_Exercise_
The expected answer comprises all lines from the entries that contain the string "true".

_Entries supplied_
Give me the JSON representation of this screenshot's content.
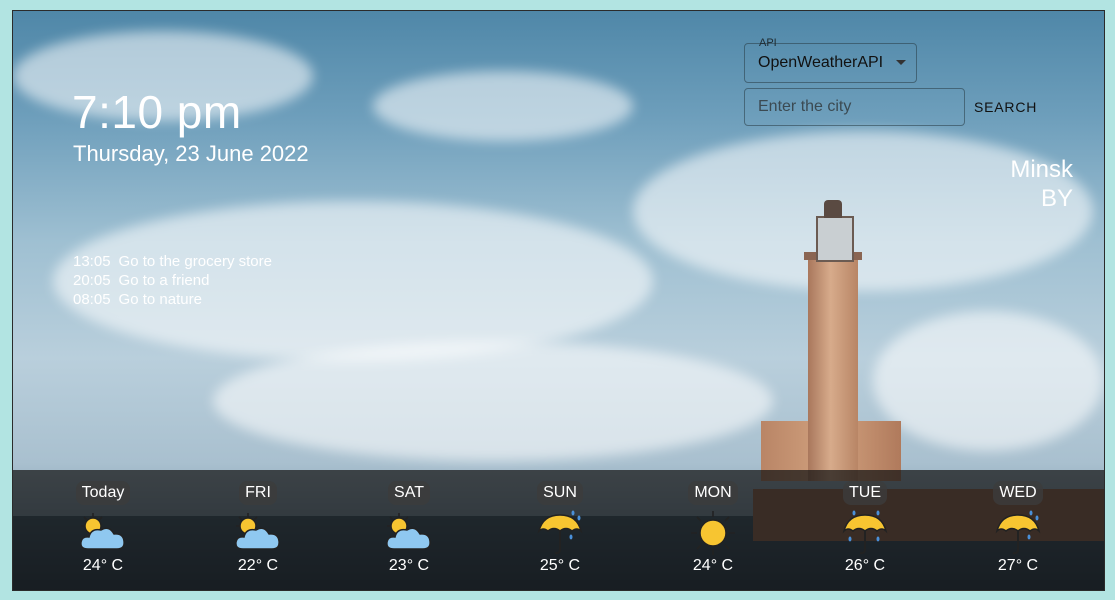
{
  "clock": {
    "time": "7:10 pm",
    "date": "Thursday, 23 June 2022"
  },
  "todos": [
    {
      "time": "13:05",
      "text": "Go to the grocery store"
    },
    {
      "time": "20:05",
      "text": "Go to a friend"
    },
    {
      "time": "08:05",
      "text": "Go to nature"
    }
  ],
  "api": {
    "label": "API",
    "selected": "OpenWeatherAPI"
  },
  "search": {
    "placeholder": "Enter the city",
    "button_label": "SEARCH"
  },
  "location": {
    "city": "Minsk",
    "country": "BY"
  },
  "forecast": [
    {
      "day": "Today",
      "icon": "partly-cloudy-icon",
      "temp": "24° C"
    },
    {
      "day": "FRI",
      "icon": "partly-cloudy-icon",
      "temp": "22° C"
    },
    {
      "day": "SAT",
      "icon": "partly-cloudy-icon",
      "temp": "23° C"
    },
    {
      "day": "SUN",
      "icon": "umbrella-rain-icon",
      "temp": "25° C"
    },
    {
      "day": "MON",
      "icon": "sun-icon",
      "temp": "24° C"
    },
    {
      "day": "TUE",
      "icon": "umbrella-rain-icon",
      "temp": "26° C"
    },
    {
      "day": "WED",
      "icon": "umbrella-rain-icon",
      "temp": "27° C"
    }
  ],
  "colors": {
    "page_border": "#b2e4e2",
    "forecast_bar": "#141414",
    "sun": "#f7c531",
    "cloud": "#8fc8f0"
  }
}
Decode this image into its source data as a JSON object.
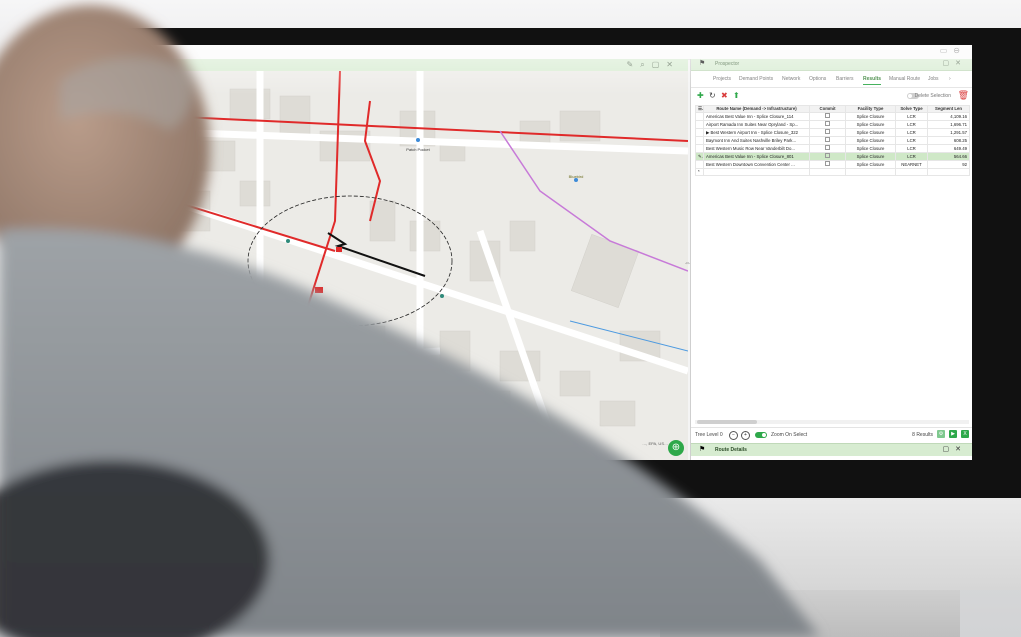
{
  "app": {
    "map_panel": {
      "poi_labels": [
        "Patch Pocket",
        "Bluebird"
      ],
      "credit": "…, EPA, US…"
    },
    "right_panel": {
      "title": "Prospector",
      "tabs": [
        "Projects",
        "Demand Points",
        "Network",
        "Options",
        "Barriers",
        "Results",
        "Manual Route",
        "Jobs"
      ],
      "active_tab": "Results",
      "delete_selection_label": "Delete Selection",
      "table": {
        "columns": [
          "Route Name (Demand -> Infrastructure)",
          "Commit",
          "Facility Type",
          "Solve Type",
          "Segment Len"
        ],
        "rows": [
          {
            "name": "Americas Best Value Inn - Splice Closure_114",
            "facility": "Splice Closure",
            "solve": "LCR",
            "length": "4,109.16",
            "selected": false
          },
          {
            "name": "Airport Ramada Inn Suites Near Opryland - Sp...",
            "facility": "Splice Closure",
            "solve": "LCR",
            "length": "1,696.71",
            "selected": false
          },
          {
            "name": "Best Western Airport Inn - Splice Closure_322",
            "facility": "Splice Closure",
            "solve": "LCR",
            "length": "1,291.57",
            "selected": false
          },
          {
            "name": "Baymont Inn And Suites Nashville Briley Park...",
            "facility": "Splice Closure",
            "solve": "LCR",
            "length": "608.25",
            "selected": false
          },
          {
            "name": "Best Western Music Row Near Vanderbilt Do...",
            "facility": "Splice Closure",
            "solve": "LCR",
            "length": "649.49",
            "selected": false
          },
          {
            "name": "Americas Best Value Inn - Splice Closure_801",
            "facility": "Splice Closure",
            "solve": "LCR",
            "length": "564.66",
            "selected": true
          },
          {
            "name": "Best Western Downtown Convention Center ...",
            "facility": "Splice Closure",
            "solve": "NEARNET",
            "length": "92",
            "selected": false
          }
        ]
      },
      "tree_level_label": "Tree Level 0",
      "zoom_on_select_label": "Zoom On Select",
      "results_count": "8 Results",
      "route_details_title": "Route Details"
    }
  },
  "colors": {
    "accent": "#2ea84a",
    "header_green": "#d7ecd1",
    "route_red": "#e02a2a",
    "selected_row": "#cfe8c7"
  }
}
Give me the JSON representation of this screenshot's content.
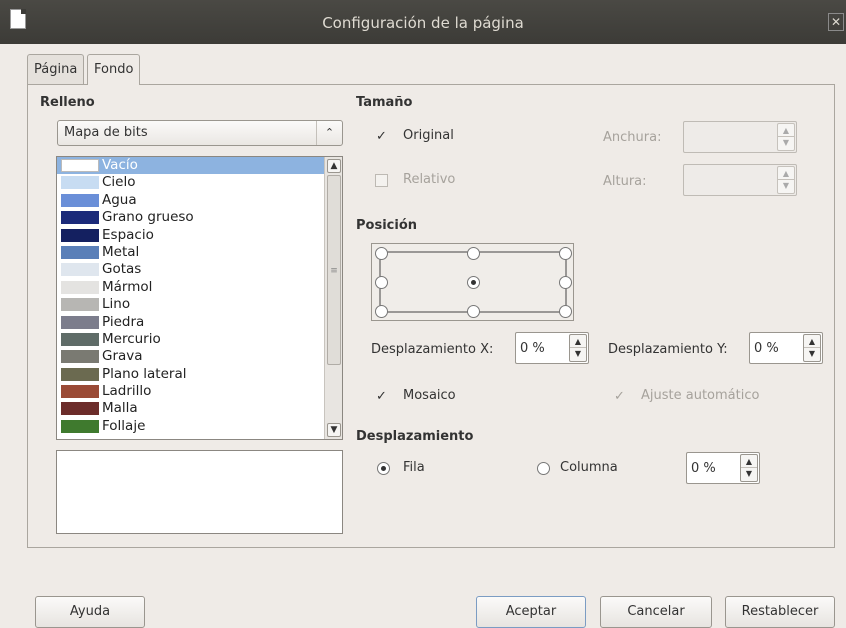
{
  "window": {
    "title": "Configuración de la página"
  },
  "tabs": [
    {
      "label": "Página"
    },
    {
      "label": "Fondo"
    }
  ],
  "fill": {
    "heading": "Relleno",
    "selected_type": "Mapa de bits",
    "bitmaps": [
      {
        "label": "Vacío",
        "color": "#ffffff",
        "selected": true
      },
      {
        "label": "Cielo",
        "color": "#c7dcf2"
      },
      {
        "label": "Agua",
        "color": "#6a8fd8"
      },
      {
        "label": "Grano grueso",
        "color": "#1b2a7a"
      },
      {
        "label": "Espacio",
        "color": "#142060"
      },
      {
        "label": "Metal",
        "color": "#5a7fb8"
      },
      {
        "label": "Gotas",
        "color": "#dfe6ee"
      },
      {
        "label": "Mármol",
        "color": "#e4e3e1"
      },
      {
        "label": "Lino",
        "color": "#b7b6b3"
      },
      {
        "label": "Piedra",
        "color": "#7c7d8c"
      },
      {
        "label": "Mercurio",
        "color": "#5f6c68"
      },
      {
        "label": "Grava",
        "color": "#7a7a72"
      },
      {
        "label": "Plano lateral",
        "color": "#6b6a50"
      },
      {
        "label": "Ladrillo",
        "color": "#9a4a35"
      },
      {
        "label": "Malla",
        "color": "#6c2c2a"
      },
      {
        "label": "Follaje",
        "color": "#3f7a2e"
      }
    ]
  },
  "size": {
    "heading": "Tamaño",
    "original_label": "Original",
    "original_checked": true,
    "relative_label": "Relativo",
    "relative_checked": false,
    "width_label": "Anchura:",
    "width_value": "",
    "height_label": "Altura:",
    "height_value": ""
  },
  "position": {
    "heading": "Posición",
    "offset_x_label": "Desplazamiento X:",
    "offset_x_value": "0 %",
    "offset_y_label": "Desplazamiento Y:",
    "offset_y_value": "0 %",
    "tile_label": "Mosaico",
    "tile_checked": true,
    "autofit_label": "Ajuste automático",
    "autofit_checked": true
  },
  "offset": {
    "heading": "Desplazamiento",
    "row_label": "Fila",
    "row_selected": true,
    "column_label": "Columna",
    "value": "0 %"
  },
  "buttons": {
    "help": "Ayuda",
    "ok": "Aceptar",
    "cancel": "Cancelar",
    "reset": "Restablecer"
  }
}
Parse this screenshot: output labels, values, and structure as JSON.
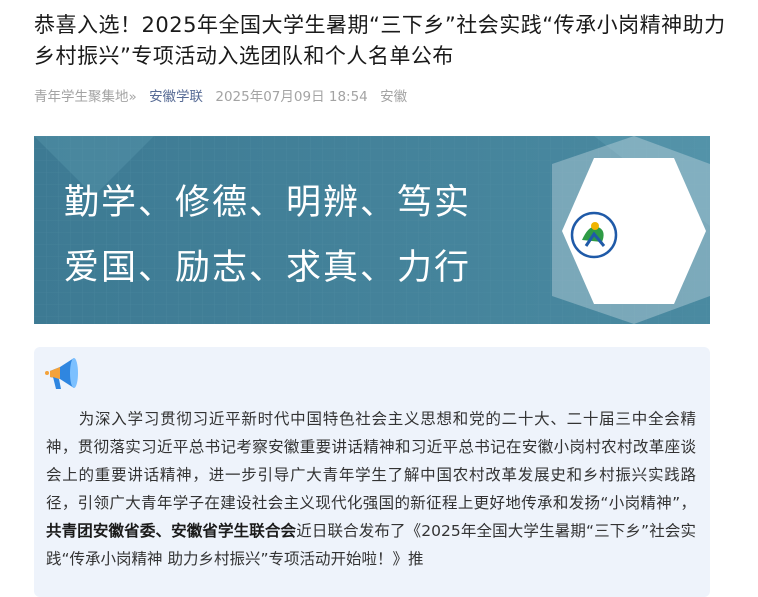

_Worked solution_
            "selected": true
        "selected": true
    "original_checked": true,
    "tile_checked": true,
    "autofit_checked": true
    "row_selected": true,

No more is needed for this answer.